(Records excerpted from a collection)
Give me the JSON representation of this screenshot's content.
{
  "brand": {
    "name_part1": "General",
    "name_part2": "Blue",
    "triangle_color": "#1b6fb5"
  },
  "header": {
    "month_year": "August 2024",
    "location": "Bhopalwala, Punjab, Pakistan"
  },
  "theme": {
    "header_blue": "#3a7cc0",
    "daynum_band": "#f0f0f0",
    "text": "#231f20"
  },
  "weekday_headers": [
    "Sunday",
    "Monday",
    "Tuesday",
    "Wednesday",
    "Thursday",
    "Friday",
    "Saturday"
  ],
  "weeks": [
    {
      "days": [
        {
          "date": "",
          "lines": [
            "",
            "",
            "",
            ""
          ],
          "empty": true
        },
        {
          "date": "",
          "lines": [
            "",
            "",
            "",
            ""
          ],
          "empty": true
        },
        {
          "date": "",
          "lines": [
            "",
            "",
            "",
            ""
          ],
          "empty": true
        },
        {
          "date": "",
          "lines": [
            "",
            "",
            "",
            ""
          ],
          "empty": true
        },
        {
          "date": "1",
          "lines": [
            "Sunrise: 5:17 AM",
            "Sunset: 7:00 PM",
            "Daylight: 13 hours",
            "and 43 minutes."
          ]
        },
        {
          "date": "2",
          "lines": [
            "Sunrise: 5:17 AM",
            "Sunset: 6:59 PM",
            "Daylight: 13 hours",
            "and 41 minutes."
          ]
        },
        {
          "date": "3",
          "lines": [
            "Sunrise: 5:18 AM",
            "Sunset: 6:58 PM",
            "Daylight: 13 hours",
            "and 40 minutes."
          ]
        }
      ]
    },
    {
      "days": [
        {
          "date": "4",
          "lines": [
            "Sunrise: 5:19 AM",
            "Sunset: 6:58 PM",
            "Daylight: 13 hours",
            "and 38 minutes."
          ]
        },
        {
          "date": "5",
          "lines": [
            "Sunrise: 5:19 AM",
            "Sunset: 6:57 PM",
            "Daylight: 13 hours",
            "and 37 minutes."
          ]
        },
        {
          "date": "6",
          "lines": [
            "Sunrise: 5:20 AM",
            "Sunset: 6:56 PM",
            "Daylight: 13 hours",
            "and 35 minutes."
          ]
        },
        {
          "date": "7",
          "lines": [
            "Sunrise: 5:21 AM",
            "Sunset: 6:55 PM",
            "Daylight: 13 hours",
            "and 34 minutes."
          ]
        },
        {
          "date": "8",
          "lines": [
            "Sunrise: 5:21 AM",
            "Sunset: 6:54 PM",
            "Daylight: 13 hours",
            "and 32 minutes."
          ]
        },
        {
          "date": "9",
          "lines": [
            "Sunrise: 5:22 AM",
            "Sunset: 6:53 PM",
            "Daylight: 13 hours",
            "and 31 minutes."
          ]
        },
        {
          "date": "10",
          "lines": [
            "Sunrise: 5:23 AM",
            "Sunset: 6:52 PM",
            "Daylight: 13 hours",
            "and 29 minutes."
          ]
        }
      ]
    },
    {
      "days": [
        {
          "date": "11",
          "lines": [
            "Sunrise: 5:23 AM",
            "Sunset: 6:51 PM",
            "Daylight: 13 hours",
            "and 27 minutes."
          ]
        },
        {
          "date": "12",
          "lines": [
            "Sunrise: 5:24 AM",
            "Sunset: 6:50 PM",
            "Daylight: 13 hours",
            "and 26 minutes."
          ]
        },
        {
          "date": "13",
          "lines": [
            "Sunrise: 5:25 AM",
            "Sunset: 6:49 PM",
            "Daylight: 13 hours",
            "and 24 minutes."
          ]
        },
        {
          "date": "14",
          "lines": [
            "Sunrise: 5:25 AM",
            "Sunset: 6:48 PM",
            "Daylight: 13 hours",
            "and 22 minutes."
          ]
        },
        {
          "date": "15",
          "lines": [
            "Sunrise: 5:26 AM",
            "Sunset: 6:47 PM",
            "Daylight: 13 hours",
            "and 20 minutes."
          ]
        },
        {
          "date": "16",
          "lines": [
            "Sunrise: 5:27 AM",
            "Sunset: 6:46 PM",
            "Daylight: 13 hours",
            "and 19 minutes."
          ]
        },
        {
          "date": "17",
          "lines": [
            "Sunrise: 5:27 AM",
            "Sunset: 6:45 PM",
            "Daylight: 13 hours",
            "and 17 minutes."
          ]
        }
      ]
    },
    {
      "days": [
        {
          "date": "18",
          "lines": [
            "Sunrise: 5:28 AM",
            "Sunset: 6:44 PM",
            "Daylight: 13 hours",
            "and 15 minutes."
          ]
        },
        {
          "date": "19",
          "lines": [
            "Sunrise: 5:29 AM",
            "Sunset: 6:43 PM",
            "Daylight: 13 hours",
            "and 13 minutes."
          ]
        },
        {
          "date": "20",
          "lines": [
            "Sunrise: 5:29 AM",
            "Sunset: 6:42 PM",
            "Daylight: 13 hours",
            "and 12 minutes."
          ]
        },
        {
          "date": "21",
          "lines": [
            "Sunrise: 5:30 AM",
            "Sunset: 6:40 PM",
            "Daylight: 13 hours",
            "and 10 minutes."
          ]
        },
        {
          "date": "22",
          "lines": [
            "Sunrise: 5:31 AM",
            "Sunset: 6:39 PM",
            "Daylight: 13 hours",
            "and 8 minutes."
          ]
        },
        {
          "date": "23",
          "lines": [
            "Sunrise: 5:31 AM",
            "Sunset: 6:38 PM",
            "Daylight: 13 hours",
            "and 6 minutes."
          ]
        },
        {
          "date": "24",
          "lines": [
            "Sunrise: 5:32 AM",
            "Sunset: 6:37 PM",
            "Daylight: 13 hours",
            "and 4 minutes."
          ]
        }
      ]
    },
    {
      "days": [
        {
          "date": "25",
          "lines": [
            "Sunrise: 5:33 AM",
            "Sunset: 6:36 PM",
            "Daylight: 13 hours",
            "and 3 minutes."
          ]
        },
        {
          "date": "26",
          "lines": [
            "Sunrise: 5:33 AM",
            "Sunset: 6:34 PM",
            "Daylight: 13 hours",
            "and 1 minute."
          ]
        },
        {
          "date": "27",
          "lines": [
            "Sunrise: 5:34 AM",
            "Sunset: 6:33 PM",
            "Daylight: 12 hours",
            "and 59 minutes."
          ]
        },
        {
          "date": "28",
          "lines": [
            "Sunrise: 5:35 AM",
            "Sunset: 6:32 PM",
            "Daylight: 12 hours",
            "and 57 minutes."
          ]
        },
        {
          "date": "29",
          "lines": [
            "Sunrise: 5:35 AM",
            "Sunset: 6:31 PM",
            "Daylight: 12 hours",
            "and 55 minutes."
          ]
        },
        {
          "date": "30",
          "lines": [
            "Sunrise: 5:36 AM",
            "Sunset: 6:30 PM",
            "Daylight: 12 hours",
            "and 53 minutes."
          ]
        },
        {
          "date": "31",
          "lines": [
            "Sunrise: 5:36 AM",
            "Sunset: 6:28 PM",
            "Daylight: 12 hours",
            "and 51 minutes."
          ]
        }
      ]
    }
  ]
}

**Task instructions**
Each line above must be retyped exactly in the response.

**Solution**
Give me the JSON representation of this screenshot's content.
{
  "brand": {
    "name_part1": "General",
    "name_part2": "Blue",
    "triangle_color": "#1b6fb5"
  },
  "header": {
    "month_year": "August 2024",
    "location": "Bhopalwala, Punjab, Pakistan"
  },
  "theme": {
    "header_blue": "#3a7cc0",
    "daynum_band": "#f0f0f0",
    "text": "#231f20"
  },
  "weekday_headers": [
    "Sunday",
    "Monday",
    "Tuesday",
    "Wednesday",
    "Thursday",
    "Friday",
    "Saturday"
  ],
  "weeks": [
    {
      "days": [
        {
          "date": "",
          "lines": [
            "",
            "",
            "",
            ""
          ],
          "empty": true
        },
        {
          "date": "",
          "lines": [
            "",
            "",
            "",
            ""
          ],
          "empty": true
        },
        {
          "date": "",
          "lines": [
            "",
            "",
            "",
            ""
          ],
          "empty": true
        },
        {
          "date": "",
          "lines": [
            "",
            "",
            "",
            ""
          ],
          "empty": true
        },
        {
          "date": "1",
          "lines": [
            "Sunrise: 5:17 AM",
            "Sunset: 7:00 PM",
            "Daylight: 13 hours",
            "and 43 minutes."
          ]
        },
        {
          "date": "2",
          "lines": [
            "Sunrise: 5:17 AM",
            "Sunset: 6:59 PM",
            "Daylight: 13 hours",
            "and 41 minutes."
          ]
        },
        {
          "date": "3",
          "lines": [
            "Sunrise: 5:18 AM",
            "Sunset: 6:58 PM",
            "Daylight: 13 hours",
            "and 40 minutes."
          ]
        }
      ]
    },
    {
      "days": [
        {
          "date": "4",
          "lines": [
            "Sunrise: 5:19 AM",
            "Sunset: 6:58 PM",
            "Daylight: 13 hours",
            "and 38 minutes."
          ]
        },
        {
          "date": "5",
          "lines": [
            "Sunrise: 5:19 AM",
            "Sunset: 6:57 PM",
            "Daylight: 13 hours",
            "and 37 minutes."
          ]
        },
        {
          "date": "6",
          "lines": [
            "Sunrise: 5:20 AM",
            "Sunset: 6:56 PM",
            "Daylight: 13 hours",
            "and 35 minutes."
          ]
        },
        {
          "date": "7",
          "lines": [
            "Sunrise: 5:21 AM",
            "Sunset: 6:55 PM",
            "Daylight: 13 hours",
            "and 34 minutes."
          ]
        },
        {
          "date": "8",
          "lines": [
            "Sunrise: 5:21 AM",
            "Sunset: 6:54 PM",
            "Daylight: 13 hours",
            "and 32 minutes."
          ]
        },
        {
          "date": "9",
          "lines": [
            "Sunrise: 5:22 AM",
            "Sunset: 6:53 PM",
            "Daylight: 13 hours",
            "and 31 minutes."
          ]
        },
        {
          "date": "10",
          "lines": [
            "Sunrise: 5:23 AM",
            "Sunset: 6:52 PM",
            "Daylight: 13 hours",
            "and 29 minutes."
          ]
        }
      ]
    },
    {
      "days": [
        {
          "date": "11",
          "lines": [
            "Sunrise: 5:23 AM",
            "Sunset: 6:51 PM",
            "Daylight: 13 hours",
            "and 27 minutes."
          ]
        },
        {
          "date": "12",
          "lines": [
            "Sunrise: 5:24 AM",
            "Sunset: 6:50 PM",
            "Daylight: 13 hours",
            "and 26 minutes."
          ]
        },
        {
          "date": "13",
          "lines": [
            "Sunrise: 5:25 AM",
            "Sunset: 6:49 PM",
            "Daylight: 13 hours",
            "and 24 minutes."
          ]
        },
        {
          "date": "14",
          "lines": [
            "Sunrise: 5:25 AM",
            "Sunset: 6:48 PM",
            "Daylight: 13 hours",
            "and 22 minutes."
          ]
        },
        {
          "date": "15",
          "lines": [
            "Sunrise: 5:26 AM",
            "Sunset: 6:47 PM",
            "Daylight: 13 hours",
            "and 20 minutes."
          ]
        },
        {
          "date": "16",
          "lines": [
            "Sunrise: 5:27 AM",
            "Sunset: 6:46 PM",
            "Daylight: 13 hours",
            "and 19 minutes."
          ]
        },
        {
          "date": "17",
          "lines": [
            "Sunrise: 5:27 AM",
            "Sunset: 6:45 PM",
            "Daylight: 13 hours",
            "and 17 minutes."
          ]
        }
      ]
    },
    {
      "days": [
        {
          "date": "18",
          "lines": [
            "Sunrise: 5:28 AM",
            "Sunset: 6:44 PM",
            "Daylight: 13 hours",
            "and 15 minutes."
          ]
        },
        {
          "date": "19",
          "lines": [
            "Sunrise: 5:29 AM",
            "Sunset: 6:43 PM",
            "Daylight: 13 hours",
            "and 13 minutes."
          ]
        },
        {
          "date": "20",
          "lines": [
            "Sunrise: 5:29 AM",
            "Sunset: 6:42 PM",
            "Daylight: 13 hours",
            "and 12 minutes."
          ]
        },
        {
          "date": "21",
          "lines": [
            "Sunrise: 5:30 AM",
            "Sunset: 6:40 PM",
            "Daylight: 13 hours",
            "and 10 minutes."
          ]
        },
        {
          "date": "22",
          "lines": [
            "Sunrise: 5:31 AM",
            "Sunset: 6:39 PM",
            "Daylight: 13 hours",
            "and 8 minutes."
          ]
        },
        {
          "date": "23",
          "lines": [
            "Sunrise: 5:31 AM",
            "Sunset: 6:38 PM",
            "Daylight: 13 hours",
            "and 6 minutes."
          ]
        },
        {
          "date": "24",
          "lines": [
            "Sunrise: 5:32 AM",
            "Sunset: 6:37 PM",
            "Daylight: 13 hours",
            "and 4 minutes."
          ]
        }
      ]
    },
    {
      "days": [
        {
          "date": "25",
          "lines": [
            "Sunrise: 5:33 AM",
            "Sunset: 6:36 PM",
            "Daylight: 13 hours",
            "and 3 minutes."
          ]
        },
        {
          "date": "26",
          "lines": [
            "Sunrise: 5:33 AM",
            "Sunset: 6:34 PM",
            "Daylight: 13 hours",
            "and 1 minute."
          ]
        },
        {
          "date": "27",
          "lines": [
            "Sunrise: 5:34 AM",
            "Sunset: 6:33 PM",
            "Daylight: 12 hours",
            "and 59 minutes."
          ]
        },
        {
          "date": "28",
          "lines": [
            "Sunrise: 5:35 AM",
            "Sunset: 6:32 PM",
            "Daylight: 12 hours",
            "and 57 minutes."
          ]
        },
        {
          "date": "29",
          "lines": [
            "Sunrise: 5:35 AM",
            "Sunset: 6:31 PM",
            "Daylight: 12 hours",
            "and 55 minutes."
          ]
        },
        {
          "date": "30",
          "lines": [
            "Sunrise: 5:36 AM",
            "Sunset: 6:30 PM",
            "Daylight: 12 hours",
            "and 53 minutes."
          ]
        },
        {
          "date": "31",
          "lines": [
            "Sunrise: 5:36 AM",
            "Sunset: 6:28 PM",
            "Daylight: 12 hours",
            "and 51 minutes."
          ]
        }
      ]
    }
  ]
}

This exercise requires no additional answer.